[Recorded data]
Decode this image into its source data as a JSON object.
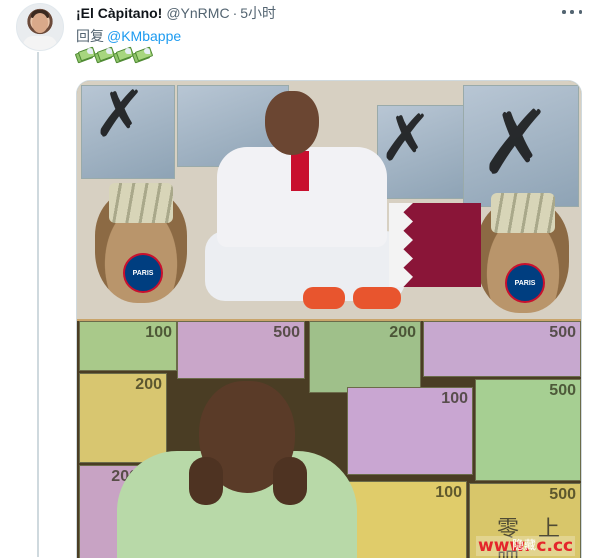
{
  "tweet": {
    "display_name": "¡El Càpitano!",
    "handle": "@YnRMC",
    "separator": "·",
    "time": "5小时",
    "reply_prefix": "回复",
    "reply_to": "@KMbappe",
    "emoji": [
      "money-with-wings",
      "money-with-wings",
      "money-with-wings",
      "money-with-wings"
    ]
  },
  "media": {
    "psg_label_left": "PARIS",
    "psg_label_right": "PARIS",
    "bill_labels": [
      "100",
      "500",
      "200",
      "500",
      "200",
      "100",
      "500",
      "200"
    ]
  },
  "watermark": {
    "cn_text": "零 上 吧",
    "site": "www.     c.cc",
    "hide_label": "隐藏"
  }
}
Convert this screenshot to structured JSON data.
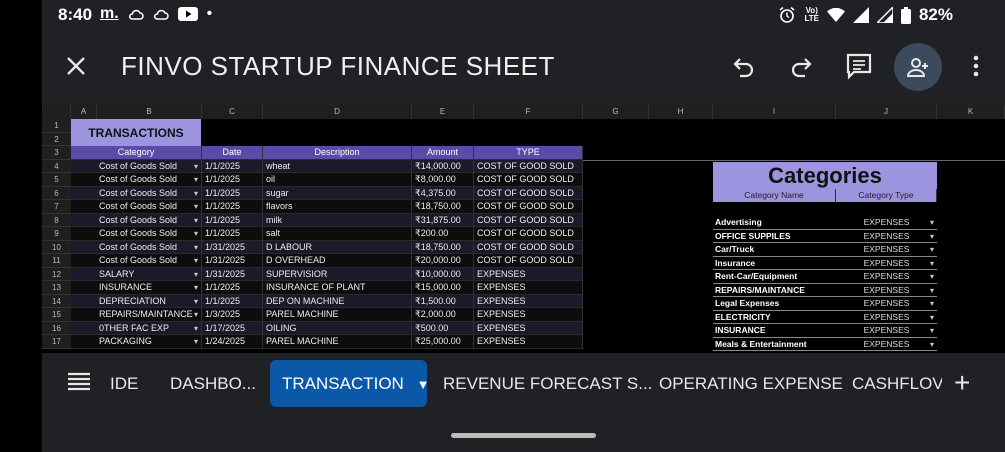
{
  "status_bar": {
    "time": "8:40",
    "battery": "82%",
    "left_icons": [
      "m-app-icon",
      "cloud-icon",
      "cloud-icon",
      "youtube-icon",
      "dot-icon"
    ],
    "right_icons": [
      "alarm-icon",
      "volte-icon",
      "wifi-icon",
      "signal-icon",
      "signal-icon",
      "battery-icon"
    ]
  },
  "app_bar": {
    "title": "FINVO STARTUP FINANCE SHEET",
    "icons": [
      "close-icon",
      "undo-icon",
      "redo-icon",
      "comment-icon",
      "add-person-icon",
      "more-vert-icon"
    ]
  },
  "sheet": {
    "column_headers": [
      "A",
      "B",
      "C",
      "D",
      "E",
      "F",
      "G",
      "H",
      "I",
      "J",
      "K"
    ],
    "row_numbers": [
      "1",
      "2",
      "3",
      "4",
      "5",
      "6",
      "7",
      "8",
      "9",
      "10",
      "11",
      "12",
      "13",
      "14",
      "15",
      "16",
      "17"
    ],
    "transactions_title": "TRANSACTIONS",
    "table_headers": [
      "Category",
      "Date",
      "Description",
      "Amount",
      "TYPE"
    ],
    "rows": [
      {
        "category": "Cost of Goods Sold",
        "date": "1/1/2025",
        "description": "wheat",
        "amount": "₹14,000.00",
        "type": "COST OF GOOD SOLD"
      },
      {
        "category": "Cost of Goods Sold",
        "date": "1/1/2025",
        "description": "oil",
        "amount": "₹8,000.00",
        "type": "COST OF GOOD SOLD"
      },
      {
        "category": "Cost of Goods Sold",
        "date": "1/1/2025",
        "description": "sugar",
        "amount": "₹4,375.00",
        "type": "COST OF GOOD SOLD"
      },
      {
        "category": "Cost of Goods Sold",
        "date": "1/1/2025",
        "description": "flavors",
        "amount": "₹18,750.00",
        "type": "COST OF GOOD SOLD"
      },
      {
        "category": "Cost of Goods Sold",
        "date": "1/1/2025",
        "description": "milk",
        "amount": "₹31,875.00",
        "type": "COST OF GOOD SOLD"
      },
      {
        "category": "Cost of Goods Sold",
        "date": "1/1/2025",
        "description": "salt",
        "amount": "₹200.00",
        "type": "COST OF GOOD SOLD"
      },
      {
        "category": "Cost of Goods Sold",
        "date": "1/31/2025",
        "description": "D LABOUR",
        "amount": "₹18,750.00",
        "type": "COST OF GOOD SOLD"
      },
      {
        "category": "Cost of Goods Sold",
        "date": "1/31/2025",
        "description": "D OVERHEAD",
        "amount": "₹20,000.00",
        "type": "COST OF GOOD SOLD"
      },
      {
        "category": "SALARY",
        "date": "1/31/2025",
        "description": "SUPERVISIOR",
        "amount": "₹10,000.00",
        "type": "EXPENSES"
      },
      {
        "category": "INSURANCE",
        "date": "1/1/2025",
        "description": "INSURANCE OF PLANT",
        "amount": "₹15,000.00",
        "type": "EXPENSES"
      },
      {
        "category": "DEPRECIATION",
        "date": "1/1/2025",
        "description": "DEP ON  MACHINE",
        "amount": "₹1,500.00",
        "type": "EXPENSES"
      },
      {
        "category": "REPAIRS/MAINTANCE",
        "date": "1/3/2025",
        "description": "PAREL MACHINE",
        "amount": "₹2,000.00",
        "type": "EXPENSES"
      },
      {
        "category": "0THER FAC EXP",
        "date": "1/17/2025",
        "description": "OILING",
        "amount": "₹500.00",
        "type": "EXPENSES"
      },
      {
        "category": "PACKAGING",
        "date": "1/24/2025",
        "description": "PAREL MACHINE",
        "amount": "₹25,000.00",
        "type": "EXPENSES"
      }
    ],
    "categories": {
      "title": "Categories",
      "headers": [
        "Category Name",
        "Category Type"
      ],
      "rows": [
        {
          "name": "Advertising",
          "type": "EXPENSES"
        },
        {
          "name": "OFFICE SUPPILES",
          "type": "EXPENSES"
        },
        {
          "name": "Car/Truck",
          "type": "EXPENSES"
        },
        {
          "name": "Insurance",
          "type": "EXPENSES"
        },
        {
          "name": "Rent-Car/Equipment",
          "type": "EXPENSES"
        },
        {
          "name": "REPAIRS/MAINTANCE",
          "type": "EXPENSES"
        },
        {
          "name": "Legal Expenses",
          "type": "EXPENSES"
        },
        {
          "name": "ELECTRICITY",
          "type": "EXPENSES"
        },
        {
          "name": "INSURANCE",
          "type": "EXPENSES"
        },
        {
          "name": "Meals & Entertainment",
          "type": "EXPENSES"
        }
      ]
    }
  },
  "tabs": {
    "items": [
      "IDE",
      "DASHBO...",
      "TRANSACTION",
      "REVENUE FORECAST S...",
      "OPERATING EXPENSE",
      "CASHFLOV"
    ],
    "active": "TRANSACTION"
  },
  "colors": {
    "header_purple": "#5c4aa8",
    "title_lavender": "#9d94e0",
    "active_tab": "#0b57a8",
    "share_button": "#3c4a5c"
  }
}
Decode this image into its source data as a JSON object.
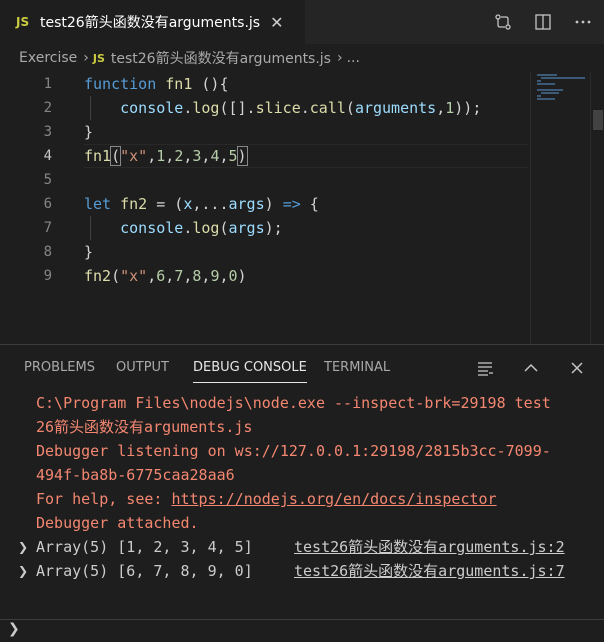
{
  "tab": {
    "badge": "JS",
    "title": "test26箭头函数没有arguments.js",
    "close": "✕"
  },
  "breadcrumb": {
    "folder": "Exercise",
    "badge": "JS",
    "file": "test26箭头函数没有arguments.js",
    "more": "..."
  },
  "editor": {
    "line_numbers": [
      "1",
      "2",
      "3",
      "4",
      "5",
      "6",
      "7",
      "8",
      "9"
    ],
    "active_line": "4"
  },
  "panel": {
    "tabs": [
      "PROBLEMS",
      "OUTPUT",
      "DEBUG CONSOLE",
      "TERMINAL"
    ],
    "active_tab": "DEBUG CONSOLE",
    "console": {
      "line1a": "C:\\Program Files\\nodejs\\node.exe --inspect-brk=29198 test",
      "line1b": "26箭头函数没有arguments.js",
      "line2a": "Debugger listening on ws://127.0.0.1:29198/2815b3cc-7099-",
      "line2b": "494f-ba8b-6775caa28aa6",
      "help_prefix": "For help, see: ",
      "help_link": "https://nodejs.org/en/docs/inspector",
      "attached": "Debugger attached.",
      "out1": "Array(5) [1, 2, 3, 4, 5]",
      "out1_src": "test26箭头函数没有arguments.js:2",
      "out2": "Array(5) [6, 7, 8, 9, 0]",
      "out2_src": "test26箭头函数没有arguments.js:7"
    },
    "prompt": "❯"
  },
  "colors": {
    "accent_js": "#cbcb41",
    "error_text": "#f48771",
    "editor_bg": "#1e1e1e"
  }
}
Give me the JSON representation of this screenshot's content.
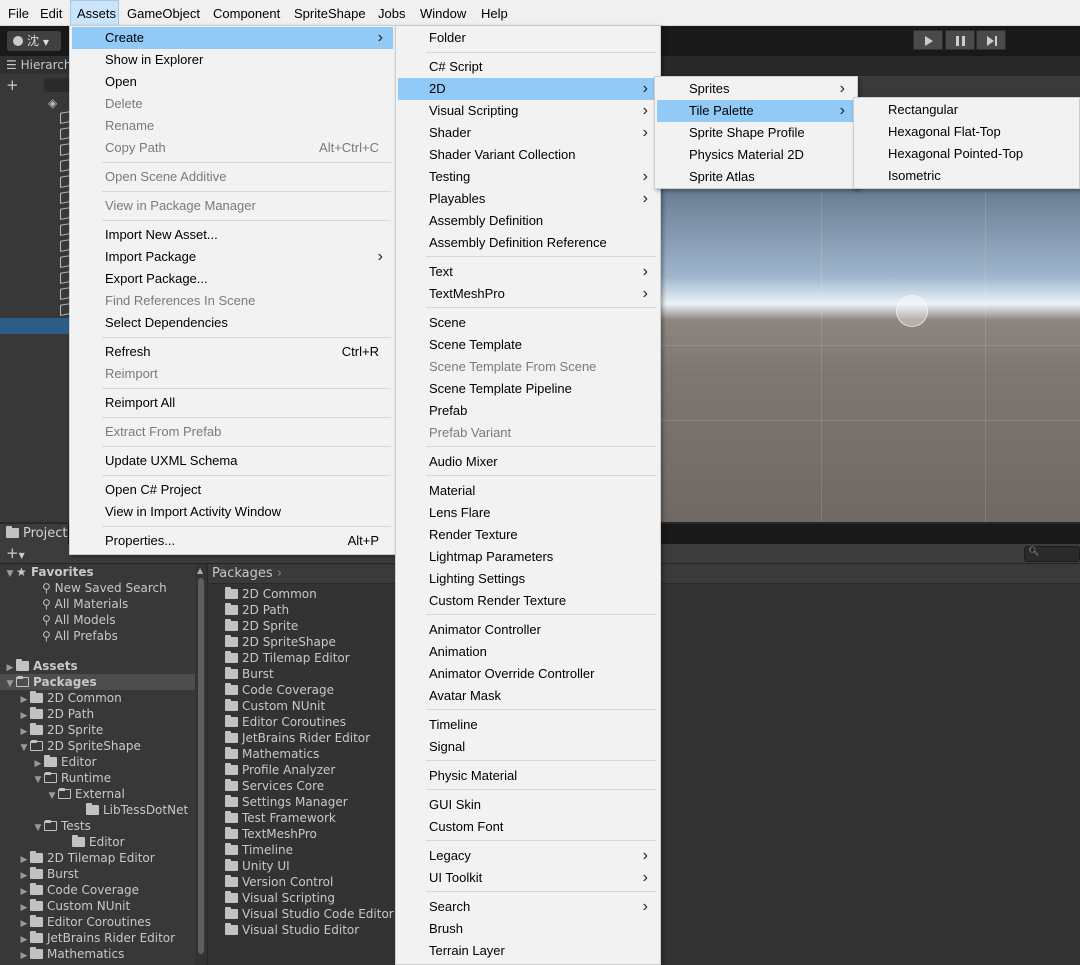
{
  "menubar": {
    "items": [
      "File",
      "Edit",
      "Assets",
      "GameObject",
      "Component",
      "SpriteShape",
      "Jobs",
      "Window",
      "Help"
    ],
    "open_item": "Assets"
  },
  "toolbar": {
    "account": "沈"
  },
  "hierarchy": {
    "tab": "Hierarch",
    "add_label": "+"
  },
  "project": {
    "tab": "Project",
    "breadcrumb": "Packages",
    "tree": [
      {
        "label": "Favorites",
        "bold": true
      },
      {
        "label": "New Saved Search"
      },
      {
        "label": "All Materials"
      },
      {
        "label": "All Models"
      },
      {
        "label": "All Prefabs"
      },
      {
        "label": "Assets",
        "bold": true
      },
      {
        "label": "Packages",
        "bold": true
      },
      {
        "label": "2D Common"
      },
      {
        "label": "2D Path"
      },
      {
        "label": "2D Sprite"
      },
      {
        "label": "2D SpriteShape"
      },
      {
        "label": "Editor"
      },
      {
        "label": "Runtime"
      },
      {
        "label": "External"
      },
      {
        "label": "LibTessDotNet"
      },
      {
        "label": "Tests"
      },
      {
        "label": "Editor"
      },
      {
        "label": "2D Tilemap Editor"
      },
      {
        "label": "Burst"
      },
      {
        "label": "Code Coverage"
      },
      {
        "label": "Custom NUnit"
      },
      {
        "label": "Editor Coroutines"
      },
      {
        "label": "JetBrains Rider Editor"
      },
      {
        "label": "Mathematics"
      }
    ],
    "packages": [
      "2D Common",
      "2D Path",
      "2D Sprite",
      "2D SpriteShape",
      "2D Tilemap Editor",
      "Burst",
      "Code Coverage",
      "Custom NUnit",
      "Editor Coroutines",
      "JetBrains Rider Editor",
      "Mathematics",
      "Profile Analyzer",
      "Services Core",
      "Settings Manager",
      "Test Framework",
      "TextMeshPro",
      "Timeline",
      "Unity UI",
      "Version Control",
      "Visual Scripting",
      "Visual Studio Code Editor",
      "Visual Studio Editor"
    ]
  },
  "assets_menu": {
    "items": [
      {
        "label": "Create",
        "submenu": true,
        "highlight": true
      },
      {
        "label": "Show in Explorer"
      },
      {
        "label": "Open"
      },
      {
        "label": "Delete",
        "disabled": true
      },
      {
        "label": "Rename",
        "disabled": true
      },
      {
        "label": "Copy Path",
        "disabled": true,
        "shortcut": "Alt+Ctrl+C"
      },
      {
        "label": "Open Scene Additive",
        "disabled": true
      },
      {
        "label": "View in Package Manager",
        "disabled": true
      },
      {
        "label": "Import New Asset..."
      },
      {
        "label": "Import Package",
        "submenu": true
      },
      {
        "label": "Export Package..."
      },
      {
        "label": "Find References In Scene",
        "disabled": true
      },
      {
        "label": "Select Dependencies"
      },
      {
        "label": "Refresh",
        "shortcut": "Ctrl+R"
      },
      {
        "label": "Reimport",
        "disabled": true
      },
      {
        "label": "Reimport All"
      },
      {
        "label": "Extract From Prefab",
        "disabled": true
      },
      {
        "label": "Update UXML Schema"
      },
      {
        "label": "Open C# Project"
      },
      {
        "label": "View in Import Activity Window"
      },
      {
        "label": "Properties...",
        "shortcut": "Alt+P"
      }
    ]
  },
  "create_menu": {
    "items": [
      {
        "label": "Folder"
      },
      {
        "label": "C# Script"
      },
      {
        "label": "2D",
        "submenu": true,
        "highlight": true
      },
      {
        "label": "Visual Scripting",
        "submenu": true
      },
      {
        "label": "Shader",
        "submenu": true
      },
      {
        "label": "Shader Variant Collection"
      },
      {
        "label": "Testing",
        "submenu": true
      },
      {
        "label": "Playables",
        "submenu": true
      },
      {
        "label": "Assembly Definition"
      },
      {
        "label": "Assembly Definition Reference"
      },
      {
        "label": "Text",
        "submenu": true
      },
      {
        "label": "TextMeshPro",
        "submenu": true
      },
      {
        "label": "Scene"
      },
      {
        "label": "Scene Template"
      },
      {
        "label": "Scene Template From Scene",
        "disabled": true
      },
      {
        "label": "Scene Template Pipeline"
      },
      {
        "label": "Prefab"
      },
      {
        "label": "Prefab Variant",
        "disabled": true
      },
      {
        "label": "Audio Mixer"
      },
      {
        "label": "Material"
      },
      {
        "label": "Lens Flare"
      },
      {
        "label": "Render Texture"
      },
      {
        "label": "Lightmap Parameters"
      },
      {
        "label": "Lighting Settings"
      },
      {
        "label": "Custom Render Texture"
      },
      {
        "label": "Animator Controller"
      },
      {
        "label": "Animation"
      },
      {
        "label": "Animator Override Controller"
      },
      {
        "label": "Avatar Mask"
      },
      {
        "label": "Timeline"
      },
      {
        "label": "Signal"
      },
      {
        "label": "Physic Material"
      },
      {
        "label": "GUI Skin"
      },
      {
        "label": "Custom Font"
      },
      {
        "label": "Legacy",
        "submenu": true
      },
      {
        "label": "UI Toolkit",
        "submenu": true
      },
      {
        "label": "Search",
        "submenu": true
      },
      {
        "label": "Brush"
      },
      {
        "label": "Terrain Layer"
      }
    ]
  },
  "menu_2d": {
    "items": [
      {
        "label": "Sprites",
        "submenu": true
      },
      {
        "label": "Tile Palette",
        "submenu": true,
        "highlight": true
      },
      {
        "label": "Sprite Shape Profile"
      },
      {
        "label": "Physics Material 2D"
      },
      {
        "label": "Sprite Atlas"
      }
    ]
  },
  "tile_palette_menu": {
    "items": [
      {
        "label": "Rectangular"
      },
      {
        "label": "Hexagonal Flat-Top"
      },
      {
        "label": "Hexagonal Pointed-Top"
      },
      {
        "label": "Isometric"
      }
    ]
  }
}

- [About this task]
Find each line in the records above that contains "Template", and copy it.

- [Written solution]
        "label": "Scene Template"
        "label": "Scene Template From Scene",
        "label": "Scene Template Pipeline"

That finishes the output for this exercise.